» Available data:
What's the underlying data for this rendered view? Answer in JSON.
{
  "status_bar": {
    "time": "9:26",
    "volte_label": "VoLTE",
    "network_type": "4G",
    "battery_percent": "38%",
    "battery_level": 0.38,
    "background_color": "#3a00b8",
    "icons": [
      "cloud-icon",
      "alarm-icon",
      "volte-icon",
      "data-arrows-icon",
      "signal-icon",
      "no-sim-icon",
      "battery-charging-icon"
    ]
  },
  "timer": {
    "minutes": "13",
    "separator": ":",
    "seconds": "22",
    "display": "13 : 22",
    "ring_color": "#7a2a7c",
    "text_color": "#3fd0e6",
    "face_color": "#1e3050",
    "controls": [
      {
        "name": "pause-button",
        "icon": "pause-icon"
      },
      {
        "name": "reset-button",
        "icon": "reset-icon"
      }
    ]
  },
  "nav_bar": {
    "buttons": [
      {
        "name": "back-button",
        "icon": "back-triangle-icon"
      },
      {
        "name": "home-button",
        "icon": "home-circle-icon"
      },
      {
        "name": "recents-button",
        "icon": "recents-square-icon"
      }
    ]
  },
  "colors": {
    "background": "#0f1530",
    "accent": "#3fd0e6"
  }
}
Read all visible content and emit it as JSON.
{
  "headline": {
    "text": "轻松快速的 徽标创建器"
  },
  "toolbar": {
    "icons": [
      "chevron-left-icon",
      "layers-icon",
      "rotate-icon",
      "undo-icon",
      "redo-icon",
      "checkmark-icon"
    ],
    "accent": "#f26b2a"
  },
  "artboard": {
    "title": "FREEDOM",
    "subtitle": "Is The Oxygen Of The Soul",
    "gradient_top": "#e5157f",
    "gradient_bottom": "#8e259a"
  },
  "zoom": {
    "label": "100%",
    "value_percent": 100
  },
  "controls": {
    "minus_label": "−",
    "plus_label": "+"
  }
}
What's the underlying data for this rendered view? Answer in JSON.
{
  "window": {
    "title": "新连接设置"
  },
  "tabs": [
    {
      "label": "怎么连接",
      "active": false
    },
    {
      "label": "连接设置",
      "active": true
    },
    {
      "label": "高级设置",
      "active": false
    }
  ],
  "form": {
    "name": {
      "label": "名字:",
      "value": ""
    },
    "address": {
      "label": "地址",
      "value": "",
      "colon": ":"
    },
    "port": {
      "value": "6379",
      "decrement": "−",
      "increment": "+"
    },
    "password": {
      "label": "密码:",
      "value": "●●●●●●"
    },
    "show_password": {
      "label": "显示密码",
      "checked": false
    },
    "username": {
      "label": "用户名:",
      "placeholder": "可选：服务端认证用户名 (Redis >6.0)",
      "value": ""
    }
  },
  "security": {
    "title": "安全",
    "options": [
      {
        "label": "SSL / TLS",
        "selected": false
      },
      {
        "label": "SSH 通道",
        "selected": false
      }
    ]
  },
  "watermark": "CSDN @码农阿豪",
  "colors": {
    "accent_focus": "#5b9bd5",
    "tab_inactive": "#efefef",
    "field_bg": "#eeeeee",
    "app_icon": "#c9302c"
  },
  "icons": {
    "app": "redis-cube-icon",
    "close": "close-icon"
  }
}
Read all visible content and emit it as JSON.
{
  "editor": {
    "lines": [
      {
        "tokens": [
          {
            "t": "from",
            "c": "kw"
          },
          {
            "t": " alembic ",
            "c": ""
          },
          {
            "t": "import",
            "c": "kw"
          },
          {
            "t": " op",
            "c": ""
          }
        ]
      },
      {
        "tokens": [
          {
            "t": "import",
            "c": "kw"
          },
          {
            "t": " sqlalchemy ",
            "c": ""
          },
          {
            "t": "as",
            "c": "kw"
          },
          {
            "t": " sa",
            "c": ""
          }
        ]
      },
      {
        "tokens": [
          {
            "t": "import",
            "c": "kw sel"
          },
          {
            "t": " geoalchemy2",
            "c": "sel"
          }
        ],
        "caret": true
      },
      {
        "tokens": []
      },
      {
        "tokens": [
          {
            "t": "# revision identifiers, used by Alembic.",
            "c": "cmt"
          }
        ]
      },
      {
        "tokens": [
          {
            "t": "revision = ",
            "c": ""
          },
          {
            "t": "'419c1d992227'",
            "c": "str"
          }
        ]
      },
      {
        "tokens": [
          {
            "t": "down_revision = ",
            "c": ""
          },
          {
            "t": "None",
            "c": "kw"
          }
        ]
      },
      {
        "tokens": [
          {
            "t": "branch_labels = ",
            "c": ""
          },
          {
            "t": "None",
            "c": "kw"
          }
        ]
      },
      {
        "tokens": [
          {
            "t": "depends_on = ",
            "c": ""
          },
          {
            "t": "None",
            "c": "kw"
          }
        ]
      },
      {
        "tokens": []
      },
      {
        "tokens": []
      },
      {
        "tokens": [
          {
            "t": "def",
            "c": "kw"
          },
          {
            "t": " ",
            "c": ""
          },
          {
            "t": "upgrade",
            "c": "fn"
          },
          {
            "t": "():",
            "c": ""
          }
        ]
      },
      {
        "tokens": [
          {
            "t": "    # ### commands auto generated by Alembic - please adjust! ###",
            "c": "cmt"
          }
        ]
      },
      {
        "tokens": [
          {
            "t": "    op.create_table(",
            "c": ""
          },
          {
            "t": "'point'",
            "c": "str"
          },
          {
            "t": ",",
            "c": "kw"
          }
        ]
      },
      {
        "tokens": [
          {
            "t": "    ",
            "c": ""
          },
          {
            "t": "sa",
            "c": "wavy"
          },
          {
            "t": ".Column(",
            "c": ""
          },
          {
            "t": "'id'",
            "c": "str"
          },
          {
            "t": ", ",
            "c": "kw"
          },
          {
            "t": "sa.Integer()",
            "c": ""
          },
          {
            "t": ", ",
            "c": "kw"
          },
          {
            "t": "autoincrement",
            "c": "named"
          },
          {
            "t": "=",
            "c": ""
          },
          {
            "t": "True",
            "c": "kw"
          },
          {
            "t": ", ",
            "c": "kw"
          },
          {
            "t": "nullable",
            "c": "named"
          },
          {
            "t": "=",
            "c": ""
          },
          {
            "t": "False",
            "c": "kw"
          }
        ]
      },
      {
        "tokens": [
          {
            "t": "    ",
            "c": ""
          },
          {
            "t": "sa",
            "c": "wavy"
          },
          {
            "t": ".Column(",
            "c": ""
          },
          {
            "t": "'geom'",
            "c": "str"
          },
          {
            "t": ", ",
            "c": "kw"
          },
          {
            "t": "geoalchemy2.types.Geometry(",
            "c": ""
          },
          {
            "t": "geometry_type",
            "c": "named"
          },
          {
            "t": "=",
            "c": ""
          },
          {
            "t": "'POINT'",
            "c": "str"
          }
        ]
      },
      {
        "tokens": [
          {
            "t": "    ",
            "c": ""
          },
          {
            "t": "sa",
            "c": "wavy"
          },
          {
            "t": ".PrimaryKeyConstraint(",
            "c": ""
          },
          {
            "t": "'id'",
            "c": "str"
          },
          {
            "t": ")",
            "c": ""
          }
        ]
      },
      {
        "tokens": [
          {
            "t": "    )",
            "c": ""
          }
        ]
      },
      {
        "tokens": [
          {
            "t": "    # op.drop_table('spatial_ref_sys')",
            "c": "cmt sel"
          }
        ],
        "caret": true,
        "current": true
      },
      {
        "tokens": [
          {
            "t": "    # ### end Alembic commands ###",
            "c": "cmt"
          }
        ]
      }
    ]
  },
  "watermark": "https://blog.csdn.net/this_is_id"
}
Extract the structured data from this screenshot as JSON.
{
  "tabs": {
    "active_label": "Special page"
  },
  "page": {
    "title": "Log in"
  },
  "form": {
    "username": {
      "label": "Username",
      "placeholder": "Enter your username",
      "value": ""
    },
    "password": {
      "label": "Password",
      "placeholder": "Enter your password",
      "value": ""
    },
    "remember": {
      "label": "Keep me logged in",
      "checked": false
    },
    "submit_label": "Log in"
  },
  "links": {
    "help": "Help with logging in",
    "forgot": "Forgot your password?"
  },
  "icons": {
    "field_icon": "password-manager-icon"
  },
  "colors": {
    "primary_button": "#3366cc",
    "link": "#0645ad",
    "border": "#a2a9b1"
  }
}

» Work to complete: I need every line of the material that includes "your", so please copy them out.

» Written response:
      "placeholder": "Enter your username",
      "placeholder": "Enter your password",
    "forgot": "Forgot your password?"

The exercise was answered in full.